Monster Hurricane Maria approaches Puerto Rico weeks after Irma

Puerto Rico braces for Hurricane Maria

SAN JUAN, Puerto Rico -- Just two weeks after Hurricane Irma sideswiped San Juan, Puerto Rico Gov. Ricardo Rossello walked through the streets, making sure no one was taking any chances.   

"Please let us help you," Rossello told one family.
Irma knocked out power in Guaynabo and 70 percent of the rest of the island, including the home of 68-year old Hector Pena-Gomez. He's bedridden with Parkinson's disease. 

Puerto Rico Gov. Ricardo Rossello tours Puerto Rico ahead of Hurricane Maria. CBS News

"We're going to do our best to take you to a safe place," Rossello told Pena-Gomez. 

The fear in Puerto Rico now is fueled by Maria's wallop of Dominica and Guadeloupe just before midnight -- causing severe flooding and leaving at least one dead.
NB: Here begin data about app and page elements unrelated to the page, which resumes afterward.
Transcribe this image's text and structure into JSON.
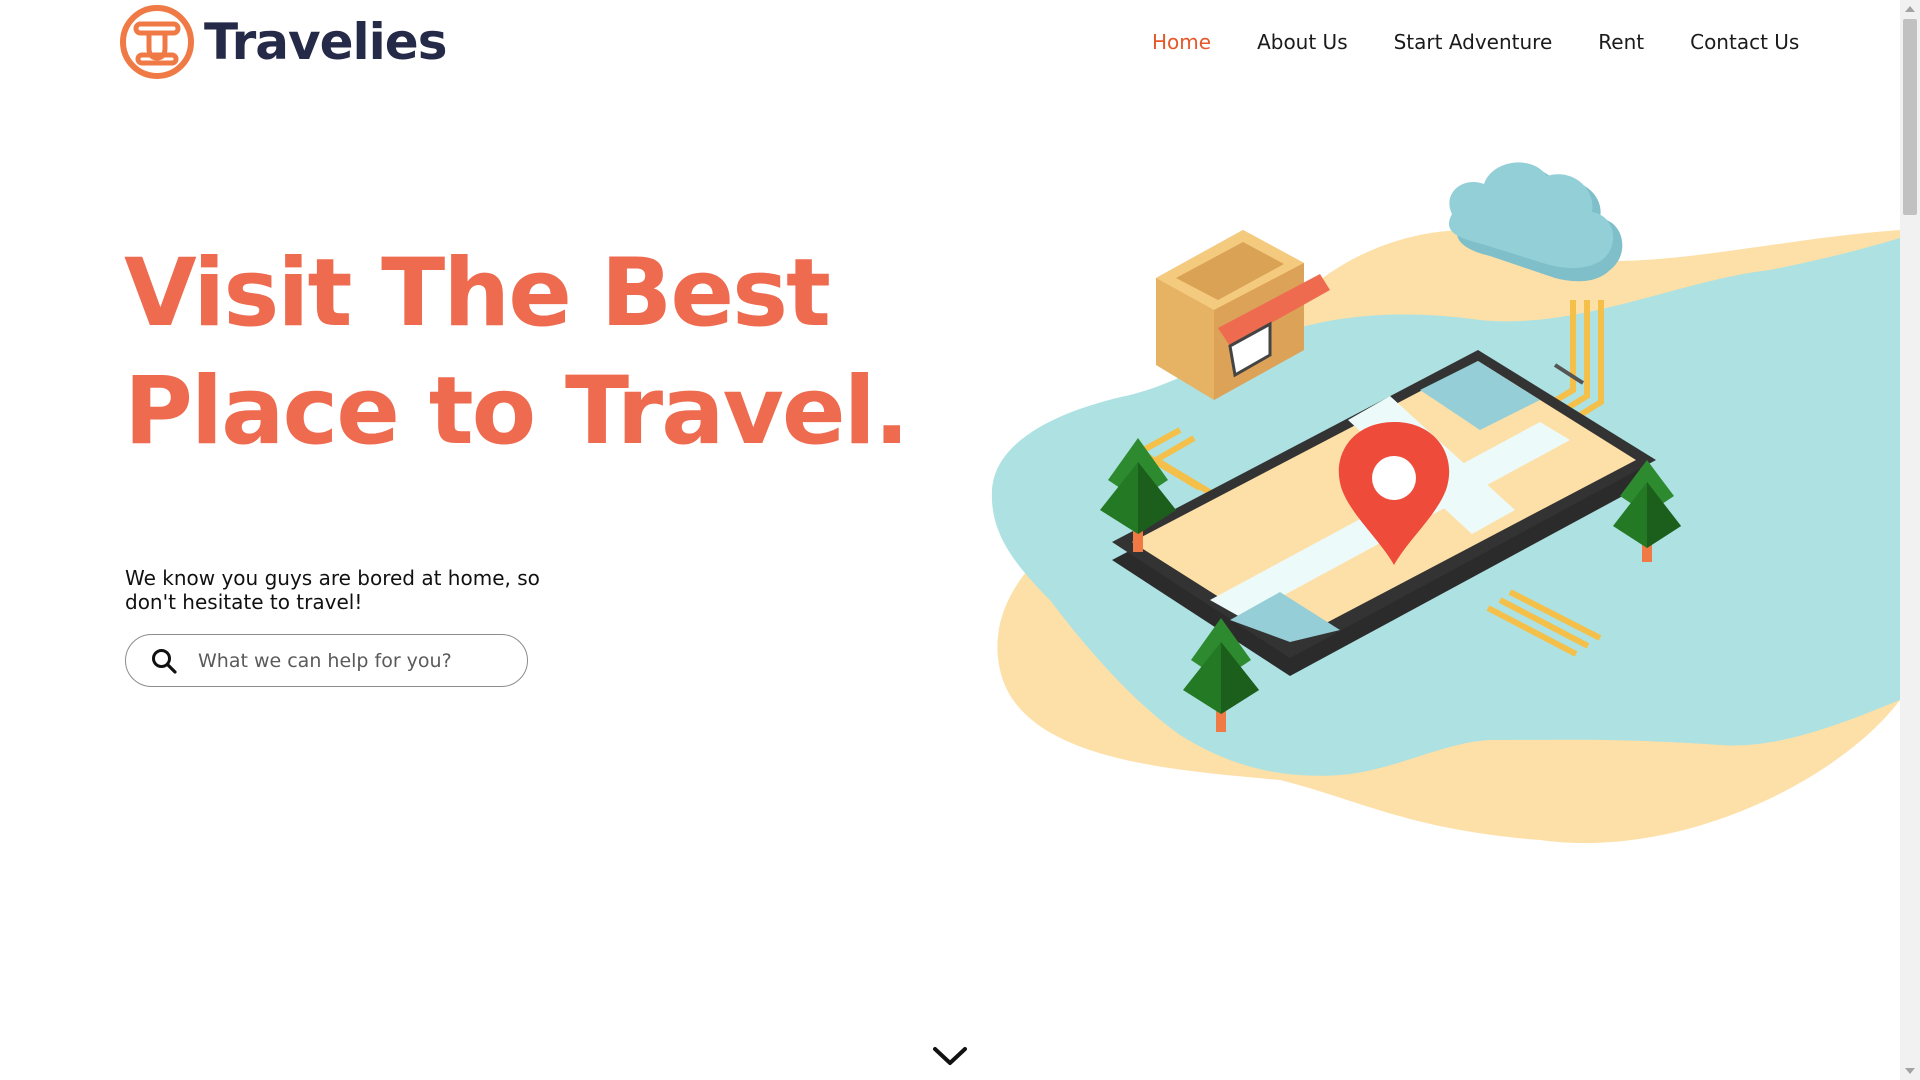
{
  "brand": {
    "name": "Travelies"
  },
  "nav": {
    "items": [
      {
        "label": "Home",
        "active": true
      },
      {
        "label": "About Us",
        "active": false
      },
      {
        "label": "Start Adventure",
        "active": false
      },
      {
        "label": "Rent",
        "active": false
      },
      {
        "label": "Contact Us",
        "active": false
      }
    ]
  },
  "hero": {
    "title_line1": "Visit The Best",
    "title_line2": "Place to Travel.",
    "subtitle": "We know you guys are bored at home, so don't hesitate to travel!"
  },
  "search": {
    "placeholder": "What we can help for you?",
    "value": ""
  },
  "icons": {
    "logo": "travelies-logo-icon",
    "search": "search-icon",
    "scroll_down": "chevron-down-icon"
  },
  "colors": {
    "accent": "#ee6b50",
    "nav_active": "#e5582a",
    "brand_text": "#252a48",
    "water": "#ade1e2",
    "sand": "#fde0a8"
  }
}
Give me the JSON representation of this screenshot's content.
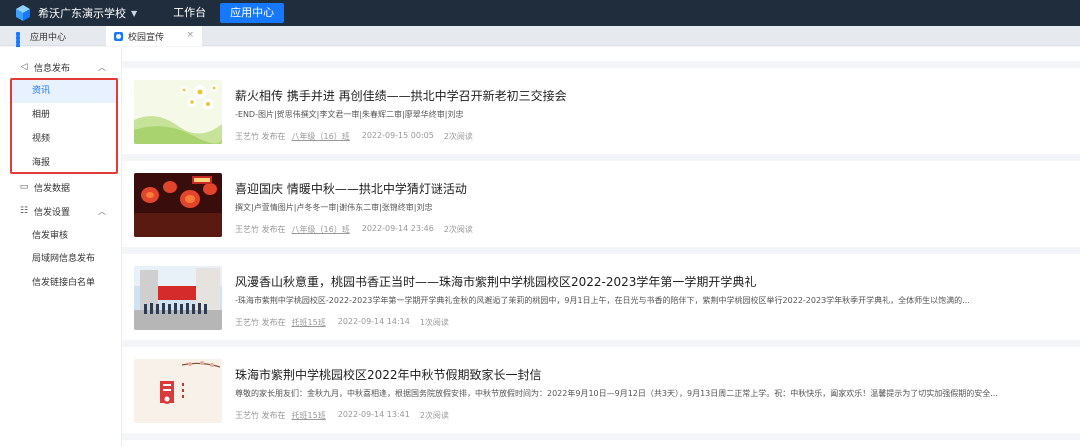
{
  "topbar": {
    "school_name": "希沃广东演示学校",
    "nav": [
      {
        "label": "工作台",
        "active": false
      },
      {
        "label": "应用中心",
        "active": true
      }
    ]
  },
  "tabs": {
    "home": "应用中心",
    "active": "校园宣传",
    "close_glyph": "×"
  },
  "sidebar": {
    "group_publish": "信息发布",
    "publish_items": [
      "资讯",
      "相册",
      "视频",
      "海报"
    ],
    "group_stats": "信发数据",
    "group_settings": "信发设置",
    "settings_items": [
      "信发审核",
      "局域网信息发布",
      "信发链接白名单"
    ]
  },
  "articles": [
    {
      "title": "薪火相传 携手并进 再创佳绩——拱北中学召开新老初三交接会",
      "desc": "-END-图片|贺思伟撰文|李文君一审|朱春辉二审|廖翠华终审|刘忠",
      "author": "王艺竹 发布在",
      "cls": "八年级（16）班",
      "date": "2022-09-15 00:05",
      "reads": "2次阅读"
    },
    {
      "title": "喜迎国庆 情暖中秋——拱北中学猜灯谜活动",
      "desc": "撰文|卢萱情图片|卢冬冬一审|谢伟东二审|张锦终审|刘忠",
      "author": "王艺竹 发布在",
      "cls": "八年级（16）班",
      "date": "2022-09-14 23:46",
      "reads": "2次阅读"
    },
    {
      "title": "风漫香山秋意重，桃园书香正当时——珠海市紫荆中学桃园校区2022-2023学年第一学期开学典礼",
      "desc": "-珠海市紫荆中学桃园校区-2022-2023学年第一学期开学典礼金秋的风邂逅了茉莉的桃园中，9月1日上午，在日光与书香的陪伴下，紫荆中学桃园校区举行2022-2023学年秋季开学典礼，全体师生以饱满的...",
      "author": "王艺竹 发布在",
      "cls": "托班15班",
      "date": "2022-09-14 14:14",
      "reads": "1次阅读"
    },
    {
      "title": "珠海市紫荆中学桃园校区2022年中秋节假期致家长一封信",
      "desc": "尊敬的家长朋友们：金秋九月，中秋喜相逢，根据国务院放假安排，中秋节放假时间为：2022年9月10日—9月12日（共3天），9月13日周二正常上学。祝：中秋快乐，阖家欢乐！温馨提示为了切实加强假期的安全...",
      "author": "王艺竹 发布在",
      "cls": "托班15班",
      "date": "2022-09-14 13:41",
      "reads": "2次阅读"
    }
  ],
  "colors": {
    "topbar": "#1f2d3d",
    "accent": "#1677ff",
    "highlight": "#e53935"
  }
}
Tortola is bracing for the worst. Where can you take shelter on an island where almost every building was damaged and the roofs ripped off? Storm debris from Irma could be turned into potential lethal missiles as Maria's winds pick up. 

Tortola is bracing for the worst as Hurricane Maria moves closer. CBS News

In Puerto Rico, food is being rationed. There are lines to buy fuel and to get into shelters.

Yanieka Valderrama is heading for shelter after her generator broke. Her daughter cannot sleep in the insufferable heat as the monster hurricane approaches. 

Most places were boarded up Tuesday night as the wind picked up. The last time a Category 5 hurricane made landfall in Puerto Rico was 90 years ago. Maria is expected to hit Wednesday morning -- early.